When faced with a variety of social media tools that allow users to share content in a variety of different outlets, none of which are owned by the originator of said content, what’s a media company to do if it wants to try and reclaim some degree of ownership over the dissemination of its intellectual property? If you’re the New York Times, the answer seems to be found in the adage “if you can’t beat ’em, join ’em.” Introducing ‘Compendium,’ the NYT’s attempt to allow its readers to curate their own version of the paper.
According to the Compendium “About” page, the new service offers readers their “turn” in creating “rich and compelling stories on all manner of topics.” It goes on to explain that Compendium “invites readers of The New York Times like you to use articles, imagery, videos, and quotations to tell your own stories using New York Times content,” with “[e]ach collection [having] a description that you can use to introduce the collection as a whole, and each item in your collection has a place for you to describe what was important, interesting, or funny about it. Once created, you can share your collection or link to it from anywhere.”
All that is needed to start using Compendium is a Facebook or Twitter account; users use their login/passwords from one of those social media accounts, and then add the Compendium bookmarklet to their browser, and then they’re ready to add whatever NYT content they want to their Compendium collection (Clicking the bookmarklet while on an NYT page brings up a pop-up with options on the extent to which the particular page should be shared – Entire article, selectred quote(s), images or video – and to what collection in particular it should be added to, along with a box for the user to add their own text).
If this sounds more than a little familiar, it’s likely because it shares more than a few hallmarks with Pinterest, except with more of a focus on written content (Understandably, as that is the main currency of newspapers even online). Compendium has been developed by the New York Times Research and Development Labs as a way of competing with existing ways of sharing NYT content while keeping it under their own roof, so to speak, but it’ll be interesting to see to what extent (if at all) it catches on. After all, part of what make other content aggregator services so popular is that they aggregate content from multiple outlets, not just multiple stories from one outlet.
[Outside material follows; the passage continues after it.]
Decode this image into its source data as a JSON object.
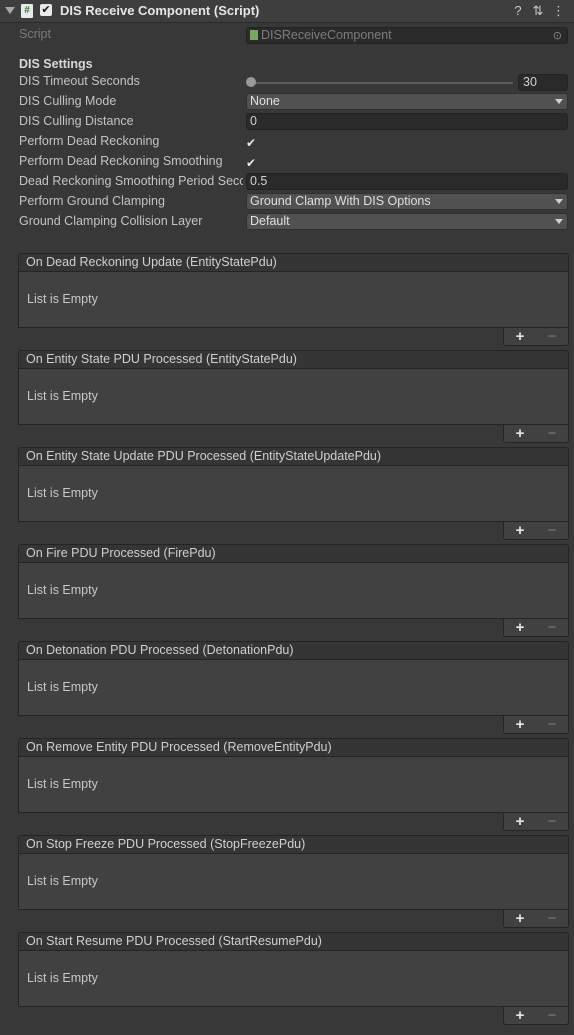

Doesn’t the idea of making this kind of thing so specifically niche that aggregators only draw from one place kind of miss the point of their appeal altogether…?